The conventional way of thinking of yourself is as a body, with a mind attached to it somehow. But experience shows us that both the body and the mind change completely, many times over throughout life.
The only constant in life is the space in which all those things happen. It’s the same emptiness from which thoughts emerge, the emptiness in which stars sit and burn, the emptiness that accommodates everything you’ve ever seen, heard, or touched. Every sensation, every perception, every thought, comes and goes. The space in which they happen is featureless, boundless, has no taste, smell, or texture of its own. It looks like nothing. Like space. It is timeless and imperishable, which you could describe (if you happen to like the word) as immortal.
So who are you, in the Big Picture?
You are the screen.
You are the empty, 3-dimensional screen on which this greatest of all shows is projected. You are the space in which all of this happens.
When you consult spiritual or religious sources about what you are, the answers are remarkably consistent. Ancient and contemporary sages seem to agree, and the answer to that question is always something like, “You are awareness,” or “You are consciousness,” or “You are emptiness.”
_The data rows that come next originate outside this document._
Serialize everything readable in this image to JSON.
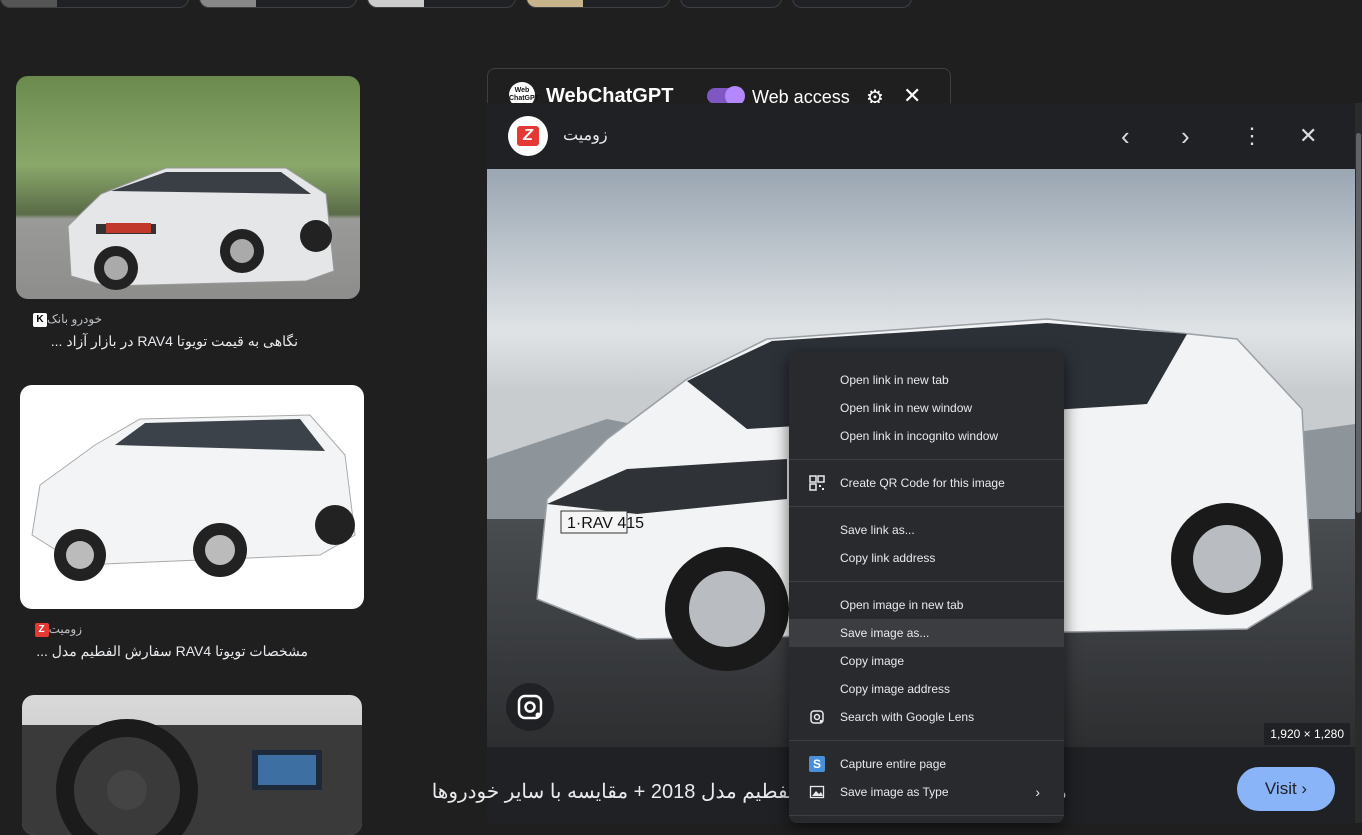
{
  "results": [
    {
      "source": "خودرو بانک",
      "title": "نگاهی به قیمت تویوتا RAV4 در بازار آزاد ..."
    },
    {
      "source": "زومیت",
      "title": "مشخصات تویوتا RAV4 سفارش الفطیم مدل ..."
    }
  ],
  "webchatgpt": {
    "logo_text": "Web ChatGPT",
    "name": "WebChatGPT",
    "access_label": "Web access"
  },
  "preview": {
    "site_name": "زومیت",
    "site_logo_letter": "Z",
    "plate_text": "1·RAV 415",
    "dimensions": "1,920 × 1,280",
    "caption": "مشخصات تویوتا RAV4 سفارش الفطیم مدل 2018 + مقایسه با سایر خودروها",
    "visit_label": "Visit"
  },
  "context_menu": {
    "group1": [
      "Open link in new tab",
      "Open link in new window",
      "Open link in incognito window"
    ],
    "group2": [
      "Create QR Code for this image"
    ],
    "group3": [
      "Save link as...",
      "Copy link address"
    ],
    "group4": [
      "Open image in new tab",
      "Save image as...",
      "Copy image",
      "Copy image address",
      "Search with Google Lens"
    ],
    "group5": [
      "Capture entire page",
      "Save image as Type"
    ]
  },
  "colors": {
    "background": "#1f1f1f",
    "menu_bg": "#292a2d",
    "visit_button": "#8ab4f8",
    "toggle": "#7e57c2",
    "zoomit_red": "#e53935"
  }
}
My experiences, both in and out of meditation, lead me to the same conclusion. Sitting there watching what happens, I can’t help but notice that only the background to all that “stuff” — the space in which that stuff exists — is constant throughout my life, so what else could I be? How could I be any of the fleeting, changing, arbitrary things I have been aware of?
It is clear to me now what is meant by “You are awareness,” though it was once just a cool-sounding concept. I’m not trying to convince you of this, only suggest that you might discover the same thing (perhaps you already have) and in the mean time you might want to look into it for yourself.
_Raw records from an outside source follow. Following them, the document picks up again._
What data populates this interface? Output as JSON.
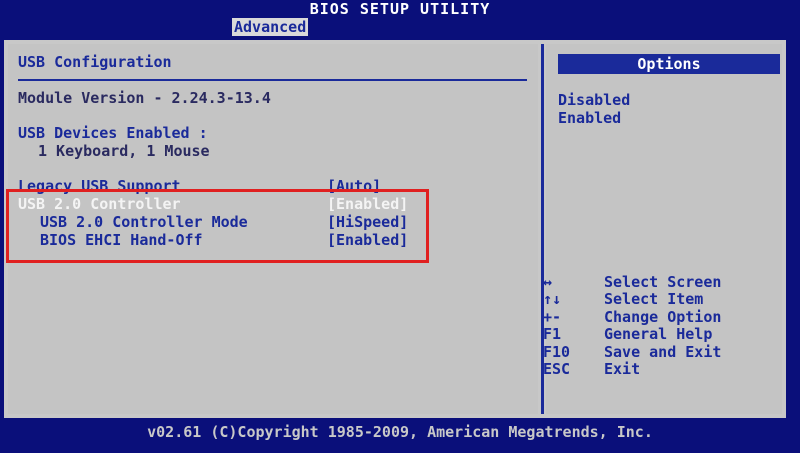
{
  "header": {
    "title": "BIOS SETUP UTILITY",
    "active_tab": "Advanced"
  },
  "left": {
    "section_title": "USB Configuration",
    "module_version": "Module Version - 2.24.3-13.4",
    "devices_label": "USB Devices Enabled :",
    "devices_value": "1 Keyboard, 1 Mouse",
    "items": [
      {
        "label": "Legacy USB Support",
        "value": "[Auto]"
      },
      {
        "label": "USB 2.0 Controller",
        "value": "[Enabled]"
      },
      {
        "label": "USB 2.0 Controller Mode",
        "value": "[HiSpeed]"
      },
      {
        "label": "BIOS EHCI Hand-Off",
        "value": "[Enabled]"
      }
    ]
  },
  "right": {
    "options_header": "Options",
    "options": [
      "Disabled",
      "Enabled"
    ],
    "help": [
      {
        "key": "↔",
        "text": "Select Screen"
      },
      {
        "key": "↑↓",
        "text": "Select Item"
      },
      {
        "key": "+-",
        "text": "Change Option"
      },
      {
        "key": "F1",
        "text": "General Help"
      },
      {
        "key": "F10",
        "text": "Save and Exit"
      },
      {
        "key": "ESC",
        "text": "Exit"
      }
    ]
  },
  "footer": {
    "copyright": "v02.61 (C)Copyright 1985-2009, American Megatrends, Inc."
  },
  "colors": {
    "background": "#0a0f7a",
    "panel": "#c4c4c4",
    "accent": "#1a2a9a",
    "highlight": "#f4f4f4",
    "annotation": "#e02020"
  }
}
(Him: David from Raptitude.com still hasn’t cease to amaze me with the clarity in his writing. Because of how clear he can express upon a subject, even some of the most sophisticated subjects we have on philosophy/spirituality/personal development can be easily understood by the average person. If you would like to read more of what he writes, please kindly visit: http://www.Raptitude.com.)
Here’s to the crazy ones.
The misfits. The rebels. The troublemakers.
The round pegs in the square holes.
The ones who see things differently.
They’re not fond of rules.
And they have no respect for the status quo.
You can praise them, disagree with them, quote them,
disbelieve them, glorify or vilify them.
About the only thing you can’t do is ignore them.
Because they change things. They invent. They imagine.
They heal. They explore. They create. They inspire.
They push the human race forward.
Maybe they have to be crazy.
How else can you stare at an empty canvas and see a work of art?
Or sit in silence and hear a song that’s never been written?
Or gaze at a red planet and see a laboratory on wheels?
While some may see them as the crazy ones, we see genius.
Because the people who are crazy enough to think they can
change the world, are the ones who do.
– Steve Jobs
“Every man dies, but not every man really lives.” — Mel Gibson from Braveheart
“Nature is about balance. All the world comes in pairs: yin and yang, right and wrong, men and women. What’s pleasure without pain?” — Angelina Jolie in Tomb Raider: The Cradle of Life
“For just one night let’s not be co-workers. Let’s be co-people.” — Will Ferrell in Anchorman: The Legend of Ron Burgundy
“It’s not about the paycheck, it’s about respect, it’s about looking in the mirror and knowing that you’ve done something valuable with your day.” — Kevin Kline in Dave
“Whatever you fear most has no power over you. It is the fear that has the power.” — George Clooney in The Men Who Stare At Goats
“Be who you are and say what you feel, because those who mind don’t matter, and those who matter don’t mind.” — Dr. Seuss author of Cat in Hat
“We can’t retract the decisions we’ve made. We can only affect the decisions we’re going to make from here.” — Jamie Foxx in Law Abiding Citizen
“Sometimes the truth isn’t good enough. Sometimes people have got to have their faith rewarded.” — Christian Bale in The Dark Knight
“We’re going to live like we’re telling the best story in the whole world. Are you ready?” — Rachel Weisz in The Brothers Bloom